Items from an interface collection
==*==
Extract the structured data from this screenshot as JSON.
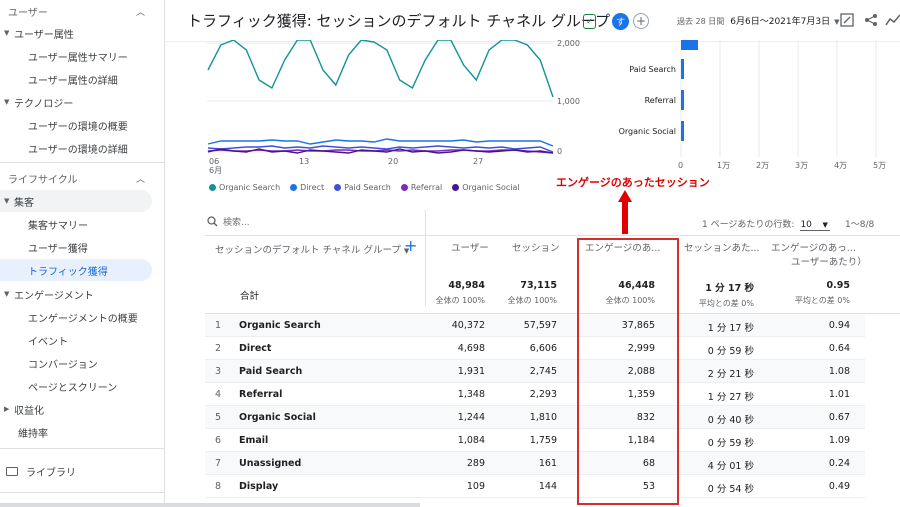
{
  "sidebar": {
    "top_item": "ユーザー",
    "items": [
      {
        "label": "ユーザー属性",
        "type": "group"
      },
      {
        "label": "ユーザー属性サマリー",
        "type": "child"
      },
      {
        "label": "ユーザー属性の詳細",
        "type": "child"
      },
      {
        "label": "テクノロジー",
        "type": "group"
      },
      {
        "label": "ユーザーの環境の概要",
        "type": "child"
      },
      {
        "label": "ユーザーの環境の詳細",
        "type": "child"
      }
    ],
    "lifecycle_label": "ライフサイクル",
    "acquisition": {
      "label": "集客",
      "children": [
        "集客サマリー",
        "ユーザー獲得",
        "トラフィック獲得"
      ]
    },
    "engagement": {
      "label": "エンゲージメント",
      "children": [
        "エンゲージメントの概要",
        "イベント",
        "コンバージョン",
        "ページとスクリーン"
      ]
    },
    "monetization": "収益化",
    "retention": "維持率",
    "library": "ライブラリ"
  },
  "header": {
    "title": "トラフィック獲得: セッションのデフォルト チャネル グループ",
    "avatar_letter": "す",
    "date_prefix": "過去 28 日間",
    "date_value": "6月6日～2021年7月3日"
  },
  "line_chart": {
    "y_ticks": [
      "2,000",
      "1,000",
      "0"
    ],
    "x_ticks": [
      "06",
      "13",
      "20",
      "27"
    ],
    "x_month": "6月"
  },
  "bar_chart": {
    "categories": [
      "Paid Search",
      "Referral",
      "Organic Social"
    ],
    "x_ticks": [
      "0",
      "1万",
      "2万",
      "3万",
      "4万",
      "5万"
    ]
  },
  "chart_data": {
    "type": "line",
    "x_ticks": [
      "06",
      "13",
      "20",
      "27"
    ],
    "series": [
      {
        "name": "Organic Search",
        "color": "#12939a"
      },
      {
        "name": "Direct",
        "color": "#1a73e8"
      },
      {
        "name": "Paid Search",
        "color": "#3f51d8"
      },
      {
        "name": "Referral",
        "color": "#7b2cbf"
      },
      {
        "name": "Organic Social",
        "color": "#4a148c"
      }
    ]
  },
  "legend": [
    "Organic Search",
    "Direct",
    "Paid Search",
    "Referral",
    "Organic Social"
  ],
  "colors": {
    "organic_search": "#12939a",
    "direct": "#1a73e8",
    "paid_search": "#3f51d8",
    "referral": "#7b2cbf",
    "organic_social": "#4a148c",
    "annotation": "#e00000"
  },
  "annotation": "エンゲージのあったセッション",
  "table": {
    "search_placeholder": "検索...",
    "rows_per_page_label": "1 ページあたりの行数:",
    "rows_per_page_value": "10",
    "pagination": "1〜8/8",
    "dimension_header": "セッションのデフォルト チャネル グループ",
    "headers": [
      "ユーザー",
      "セッション",
      "エンゲージのあ...",
      "セッションあた...",
      "エンゲージのあっ..."
    ],
    "header_sub": "ユーザーあたり）",
    "totals": {
      "label": "合計",
      "values": [
        "48,984",
        "73,115",
        "46,448",
        "1 分 17 秒",
        "0.95"
      ],
      "subs": [
        "全体の 100%",
        "全体の 100%",
        "全体の 100%",
        "平均との差 0%",
        "平均との差 0%"
      ]
    },
    "rows": [
      {
        "idx": "1",
        "name": "Organic Search",
        "users": "40,372",
        "sessions": "57,597",
        "engaged": "37,865",
        "duration": "1 分 17 秒",
        "per_user": "0.94"
      },
      {
        "idx": "2",
        "name": "Direct",
        "users": "4,698",
        "sessions": "6,606",
        "engaged": "2,999",
        "duration": "0 分 59 秒",
        "per_user": "0.64"
      },
      {
        "idx": "3",
        "name": "Paid Search",
        "users": "1,931",
        "sessions": "2,745",
        "engaged": "2,088",
        "duration": "2 分 21 秒",
        "per_user": "1.08"
      },
      {
        "idx": "4",
        "name": "Referral",
        "users": "1,348",
        "sessions": "2,293",
        "engaged": "1,359",
        "duration": "1 分 27 秒",
        "per_user": "1.01"
      },
      {
        "idx": "5",
        "name": "Organic Social",
        "users": "1,244",
        "sessions": "1,810",
        "engaged": "832",
        "duration": "0 分 40 秒",
        "per_user": "0.67"
      },
      {
        "idx": "6",
        "name": "Email",
        "users": "1,084",
        "sessions": "1,759",
        "engaged": "1,184",
        "duration": "0 分 59 秒",
        "per_user": "1.09"
      },
      {
        "idx": "7",
        "name": "Unassigned",
        "users": "289",
        "sessions": "161",
        "engaged": "68",
        "duration": "4 分 01 秒",
        "per_user": "0.24"
      },
      {
        "idx": "8",
        "name": "Display",
        "users": "109",
        "sessions": "144",
        "engaged": "53",
        "duration": "0 分 54 秒",
        "per_user": "0.49"
      }
    ]
  }
}
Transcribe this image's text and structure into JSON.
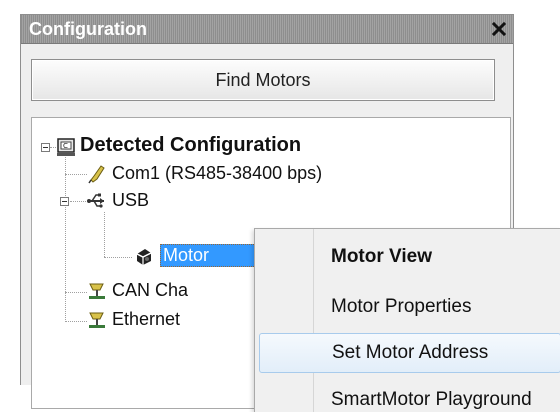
{
  "panel": {
    "title": "Configuration",
    "close_icon": "close-icon",
    "find_button": "Find Motors"
  },
  "tree": {
    "root": {
      "label": "Detected Configuration",
      "icon": "computer-icon",
      "expanded": true
    },
    "children": [
      {
        "label": "Com1 (RS485-38400 bps)",
        "icon": "serial-port-icon"
      },
      {
        "label": "USB",
        "icon": "usb-icon",
        "expanded": true,
        "children": [
          {
            "label": "Motor",
            "icon": "motor-icon",
            "selected": true
          }
        ]
      },
      {
        "label": "CAN Cha",
        "icon": "network-icon"
      },
      {
        "label": "Ethernet",
        "icon": "network-icon"
      }
    ]
  },
  "context_menu": {
    "items": [
      {
        "label": "Motor View",
        "bold": true
      },
      {
        "label": "Motor Properties"
      },
      {
        "label": "Set Motor Address",
        "hovered": true
      },
      {
        "label": "SmartMotor Playground"
      }
    ]
  },
  "colors": {
    "selection": "#3399ff",
    "menu_hover_border": "#a8cbec",
    "panel_bg": "#efefef"
  }
}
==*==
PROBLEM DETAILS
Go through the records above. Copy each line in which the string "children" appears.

WRITTEN ANSWER
      "children": [
      "children": [
    "children": [
        "children": [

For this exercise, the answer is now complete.